**Task instructions:**
Lines that include the string "adapter" are the ones to copy from the entries below.

**Records from a data source:**
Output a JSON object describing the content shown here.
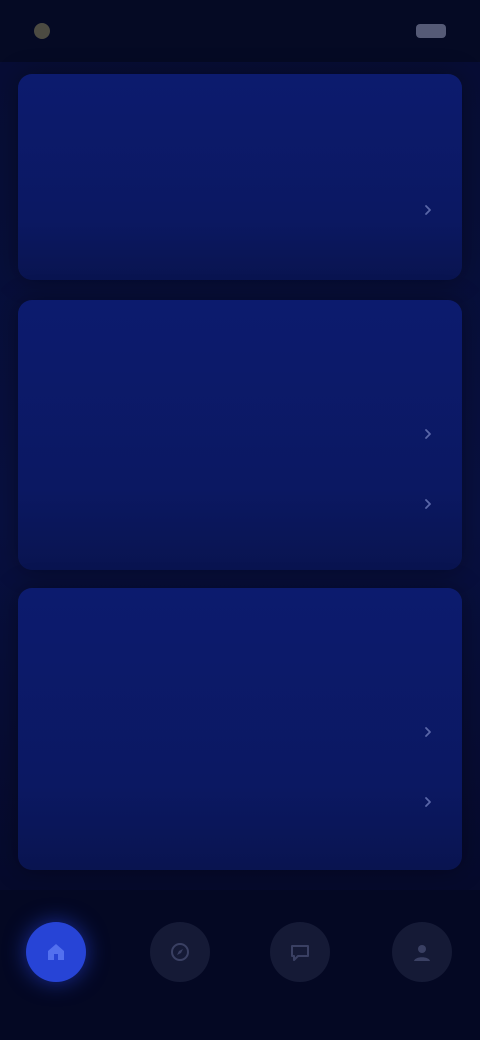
{
  "status_bar": {
    "time": "",
    "signal": ""
  },
  "sections": [
    {
      "title": "",
      "rows": [
        {
          "label": ""
        }
      ]
    },
    {
      "title": "",
      "rows": [
        {
          "label": ""
        },
        {
          "label": ""
        }
      ]
    },
    {
      "title": "",
      "rows": [
        {
          "label": ""
        },
        {
          "label": ""
        }
      ]
    }
  ],
  "bottom_nav": [
    {
      "icon": "home-icon",
      "active": true
    },
    {
      "icon": "compass-icon",
      "active": false
    },
    {
      "icon": "chat-icon",
      "active": false
    },
    {
      "icon": "profile-icon",
      "active": false
    }
  ],
  "colors": {
    "accent": "#2744d6",
    "card": "#0c1b6e",
    "background": "#060b2a"
  }
}
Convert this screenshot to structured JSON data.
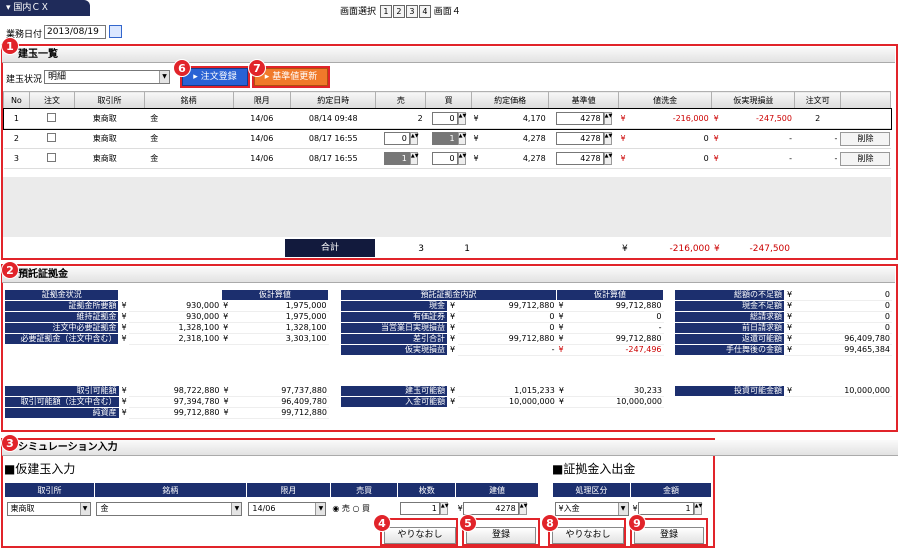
{
  "top": {
    "tab_label": "国内ＣＸ",
    "screen_select_label": "画面選択",
    "screens": [
      "1",
      "2",
      "3",
      "4"
    ],
    "screen_current": "画面４",
    "date_label": "業務日付",
    "date_value": "2013/08/19"
  },
  "badges": [
    "1",
    "2",
    "3",
    "4",
    "5",
    "6",
    "7",
    "8",
    "9"
  ],
  "positions": {
    "title": "建玉一覧",
    "status_label": "建玉状況",
    "status_value": "明細",
    "order_button": "注文登録",
    "update_button": "基準値更新",
    "columns": [
      "No",
      "注文",
      "取引所",
      "銘柄",
      "限月",
      "約定日時",
      "売",
      "買",
      "約定価格",
      "基準値",
      "値洗金",
      "仮実現損益",
      "注文可"
    ],
    "rows": [
      {
        "no": "1",
        "exchange": "東商取",
        "product": "金",
        "month": "14/06",
        "datetime": "08/14 09:48",
        "sell": "2",
        "buy": "0",
        "price_yen": "¥",
        "price": "4,170",
        "base_yen": "¥",
        "base": "4278",
        "mtm_yen": "¥",
        "mtm": "-216,000",
        "pnl_yen": "¥",
        "pnl": "-247,500",
        "orderable": "2",
        "action": ""
      },
      {
        "no": "2",
        "exchange": "東商取",
        "product": "金",
        "month": "14/06",
        "datetime": "08/17 16:55",
        "sell": "0",
        "buy": "1",
        "price_yen": "¥",
        "price": "4,278",
        "base_yen": "¥",
        "base": "4278",
        "mtm_yen": "¥",
        "mtm": "0",
        "pnl_yen": "¥",
        "pnl": "-",
        "orderable": "-",
        "action": "削除"
      },
      {
        "no": "3",
        "exchange": "東商取",
        "product": "金",
        "month": "14/06",
        "datetime": "08/17 16:55",
        "sell": "1",
        "buy": "0",
        "price_yen": "¥",
        "price": "4,278",
        "base_yen": "¥",
        "base": "4278",
        "mtm_yen": "¥",
        "mtm": "0",
        "pnl_yen": "¥",
        "pnl": "-",
        "orderable": "-",
        "action": "削除"
      }
    ],
    "total_label": "合計",
    "total_sell": "3",
    "total_buy": "1",
    "total_mtm_yen": "¥",
    "total_mtm": "-216,000",
    "total_pnl_yen": "¥",
    "total_pnl": "-247,500"
  },
  "margin": {
    "title": "預託証拠金",
    "status": {
      "headers": [
        "証拠金状況",
        "仮計算値"
      ],
      "rows1": [
        {
          "label": "証拠金所要額",
          "v1": "930,000",
          "v2": "1,975,000"
        },
        {
          "label": "維持証拠金",
          "v1": "930,000",
          "v2": "1,975,000"
        },
        {
          "label": "注文中必要証拠金",
          "v1": "1,328,100",
          "v2": "1,328,100"
        },
        {
          "label": "必要証拠金（注文中含む）",
          "v1": "2,318,100",
          "v2": "3,303,100"
        }
      ],
      "rows2": [
        {
          "label": "取引可能額",
          "v1": "98,722,880",
          "v2": "97,737,880"
        },
        {
          "label": "取引可能額（注文中含む）",
          "v1": "97,394,780",
          "v2": "96,409,780"
        },
        {
          "label": "純資産",
          "v1": "99,712,880",
          "v2": "99,712,880"
        }
      ]
    },
    "deposit": {
      "headers": [
        "預託証拠金内訳",
        "仮計算値"
      ],
      "rows1": [
        {
          "label": "現金",
          "v1": "99,712,880",
          "v2": "99,712,880"
        },
        {
          "label": "有価証券",
          "v1": "0",
          "v2": "0"
        },
        {
          "label": "当営業日実現損益",
          "v1": "0",
          "v2": "-"
        },
        {
          "label": "差引合計",
          "v1": "99,712,880",
          "v2": "99,712,880"
        },
        {
          "label": "仮実現損益",
          "v1": "-",
          "v2": "-247,496"
        }
      ],
      "rows2": [
        {
          "label": "建玉可能額",
          "v1": "1,015,233",
          "v2": "30,233"
        },
        {
          "label": "入金可能額",
          "v1": "10,000,000",
          "v2": "10,000,000"
        }
      ]
    },
    "other": {
      "rows1": [
        {
          "label": "総額の不足額",
          "v": "0"
        },
        {
          "label": "現金不足額",
          "v": "0"
        },
        {
          "label": "総請求額",
          "v": "0"
        },
        {
          "label": "前日請求額",
          "v": "0"
        },
        {
          "label": "返還可能額",
          "v": "96,409,780"
        },
        {
          "label": "手仕舞後の金額",
          "v": "99,465,384"
        }
      ],
      "rows2": [
        {
          "label": "投資可能金額",
          "v": "10,000,000"
        }
      ]
    },
    "yen": "¥"
  },
  "sim": {
    "title": "シミュレーション入力",
    "virtual_title": "■仮建玉入力",
    "virtual_headers": [
      "取引所",
      "銘柄",
      "限月",
      "売買",
      "枚数",
      "建値"
    ],
    "exchange_value": "東商取",
    "product_value": "金",
    "month_value": "14/06",
    "side_sell": "売",
    "side_buy": "買",
    "qty_value": "1",
    "price_yen": "¥",
    "price_value": "4278",
    "reset_button": "やりなおし",
    "register_button": "登録",
    "deposit_title": "■証拠金入出金",
    "deposit_headers": [
      "処理区分",
      "金額"
    ],
    "deposit_type": "¥入金",
    "amount_yen": "¥",
    "amount_value": "1",
    "reset_button2": "やりなおし",
    "register_button2": "登録"
  }
}
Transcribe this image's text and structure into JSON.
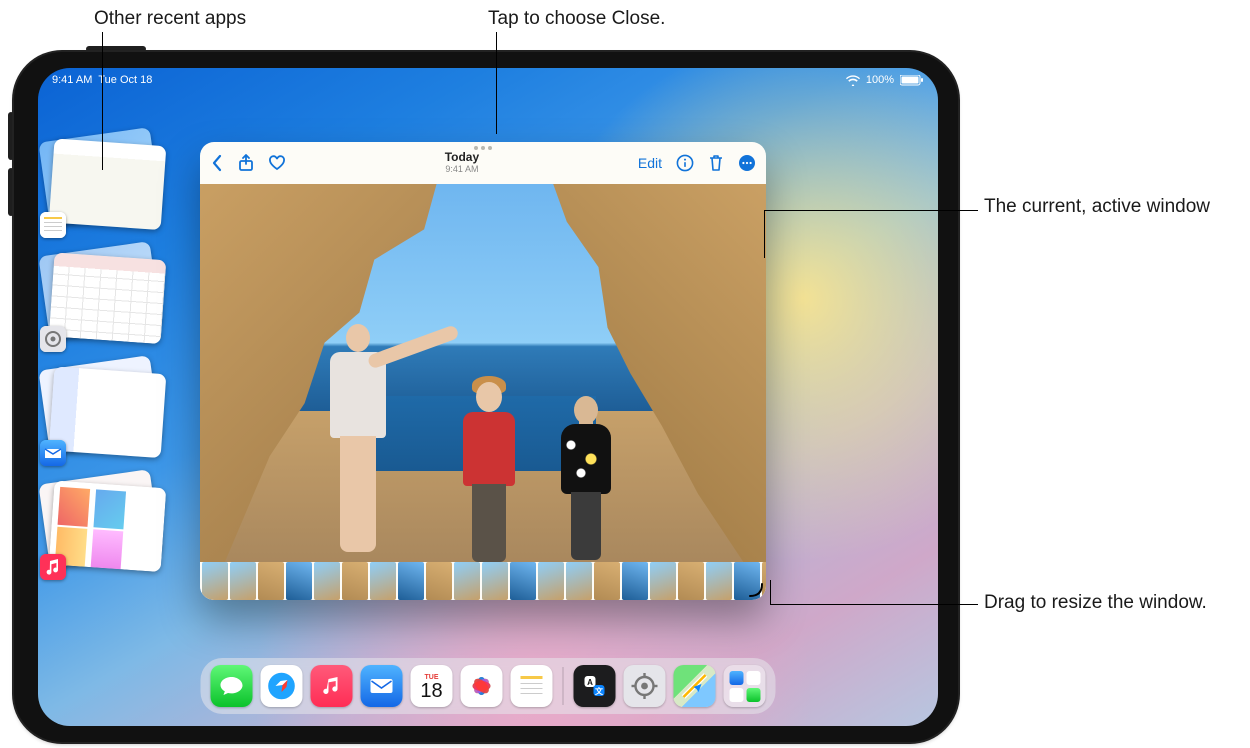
{
  "status_bar": {
    "time": "9:41 AM",
    "date": "Tue Oct 18",
    "battery_pct": "100%"
  },
  "callouts": {
    "recent_apps": "Other recent apps",
    "close": "Tap to choose Close.",
    "active_window": "The current, active window",
    "resize": "Drag to resize the window."
  },
  "window": {
    "title": "Today",
    "subtitle": "9:41 AM",
    "buttons": {
      "edit": "Edit"
    }
  },
  "dock": {
    "calendar_day": "18",
    "calendar_dow": "TUE"
  }
}
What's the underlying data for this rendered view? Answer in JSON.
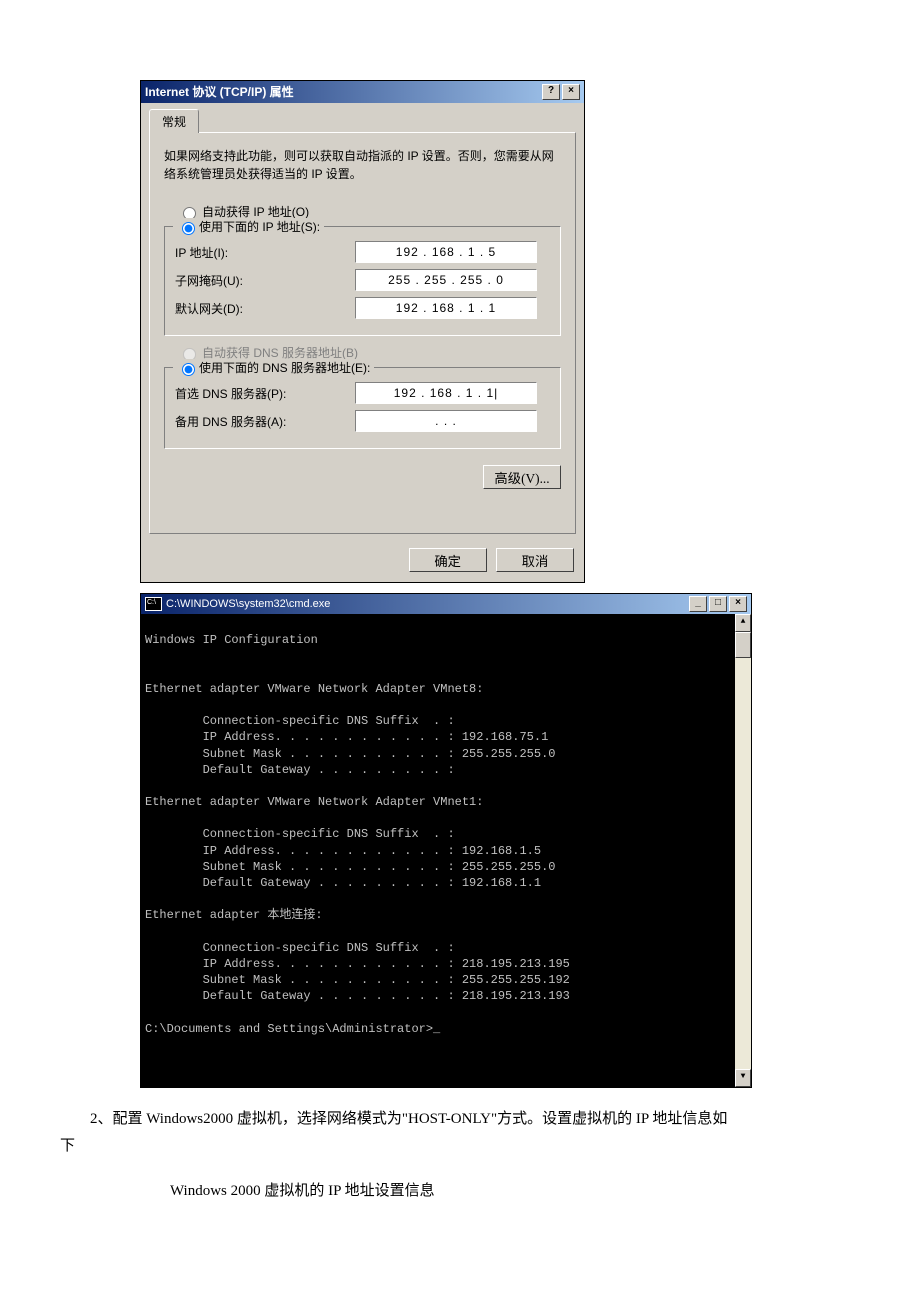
{
  "dialog": {
    "title": "Internet 协议 (TCP/IP) 属性",
    "help_btn": "?",
    "close_btn": "×",
    "tab": "常规",
    "description": "如果网络支持此功能，则可以获取自动指派的 IP 设置。否则，您需要从网络系统管理员处获得适当的 IP 设置。",
    "radio_auto_ip": "自动获得 IP 地址(O)",
    "radio_manual_ip": "使用下面的 IP 地址(S):",
    "ip_label": "IP 地址(I):",
    "ip_value": "192 . 168 .  1  .  5",
    "mask_label": "子网掩码(U):",
    "mask_value": "255 . 255 . 255 .  0",
    "gateway_label": "默认网关(D):",
    "gateway_value": "192 . 168 .  1  .  1",
    "radio_auto_dns": "自动获得 DNS 服务器地址(B)",
    "radio_manual_dns": "使用下面的 DNS 服务器地址(E):",
    "dns1_label": "首选 DNS 服务器(P):",
    "dns1_value": "192 . 168 .  1  .  1|",
    "dns2_label": "备用 DNS 服务器(A):",
    "dns2_value": ".       .       .",
    "advanced_btn": "高级(V)...",
    "ok_btn": "确定",
    "cancel_btn": "取消"
  },
  "cmd": {
    "title": "C:\\WINDOWS\\system32\\cmd.exe",
    "minimize": "_",
    "maximize": "□",
    "close": "×",
    "line_header": "Windows IP Configuration",
    "adapter1_title": "Ethernet adapter VMware Network Adapter VMnet8:",
    "a1_l1": "        Connection-specific DNS Suffix  . :",
    "a1_l2": "        IP Address. . . . . . . . . . . . : 192.168.75.1",
    "a1_l3": "        Subnet Mask . . . . . . . . . . . : 255.255.255.0",
    "a1_l4": "        Default Gateway . . . . . . . . . :",
    "adapter2_title": "Ethernet adapter VMware Network Adapter VMnet1:",
    "a2_l1": "        Connection-specific DNS Suffix  . :",
    "a2_l2": "        IP Address. . . . . . . . . . . . : 192.168.1.5",
    "a2_l3": "        Subnet Mask . . . . . . . . . . . : 255.255.255.0",
    "a2_l4": "        Default Gateway . . . . . . . . . : 192.168.1.1",
    "adapter3_title": "Ethernet adapter 本地连接:",
    "a3_l1": "        Connection-specific DNS Suffix  . :",
    "a3_l2": "        IP Address. . . . . . . . . . . . : 218.195.213.195",
    "a3_l3": "        Subnet Mask . . . . . . . . . . . : 255.255.255.192",
    "a3_l4": "        Default Gateway . . . . . . . . . : 218.195.213.193",
    "prompt": "C:\\Documents and Settings\\Administrator>_"
  },
  "body": {
    "para1": "2、配置 Windows2000 虚拟机，选择网络模式为\"HOST-ONLY\"方式。设置虚拟机的 IP 地址信息如下",
    "para2": "Windows 2000 虚拟机的 IP 地址设置信息"
  }
}
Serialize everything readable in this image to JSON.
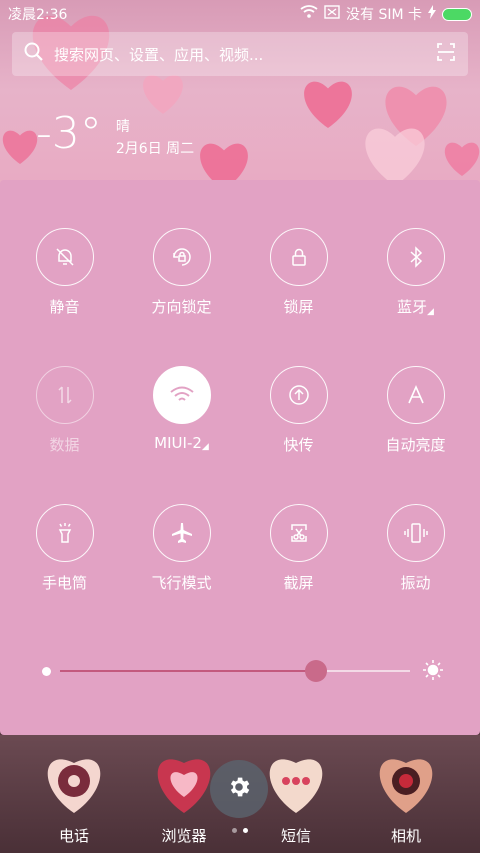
{
  "status": {
    "time": "凌晨2:36",
    "sim": "没有 SIM 卡"
  },
  "search": {
    "placeholder": "搜索网页、设置、应用、视频..."
  },
  "weather": {
    "temp": "-3°",
    "condition": "晴",
    "date": "2月6日 周二"
  },
  "toggles": [
    {
      "label": "静音",
      "icon": "bell-off-icon"
    },
    {
      "label": "方向锁定",
      "icon": "rotation-lock-icon"
    },
    {
      "label": "锁屏",
      "icon": "lock-icon"
    },
    {
      "label": "蓝牙",
      "icon": "bluetooth-icon"
    },
    {
      "label": "数据",
      "icon": "data-arrows-icon"
    },
    {
      "label": "MIUI-2",
      "icon": "wifi-icon"
    },
    {
      "label": "快传",
      "icon": "upload-circle-icon"
    },
    {
      "label": "自动亮度",
      "icon": "auto-brightness-icon"
    },
    {
      "label": "手电筒",
      "icon": "flashlight-icon"
    },
    {
      "label": "飞行模式",
      "icon": "airplane-icon"
    },
    {
      "label": "截屏",
      "icon": "screenshot-scissors-icon"
    },
    {
      "label": "振动",
      "icon": "vibrate-icon"
    }
  ],
  "brightness": {
    "level": 0.73
  },
  "dock": [
    {
      "name": "电话"
    },
    {
      "name": "浏览器"
    },
    {
      "name": "短信"
    },
    {
      "name": "相机"
    }
  ],
  "colors": {
    "panel": "#e2a2c4",
    "accent": "#c96a8a"
  }
}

**Task response:**
    "adapter1_title": "Ethernet adapter VMware Network Adapter VMnet8:",
    "adapter2_title": "Ethernet adapter VMware Network Adapter VMnet1:",
    "adapter3_title": "Ethernet adapter 本地连接:",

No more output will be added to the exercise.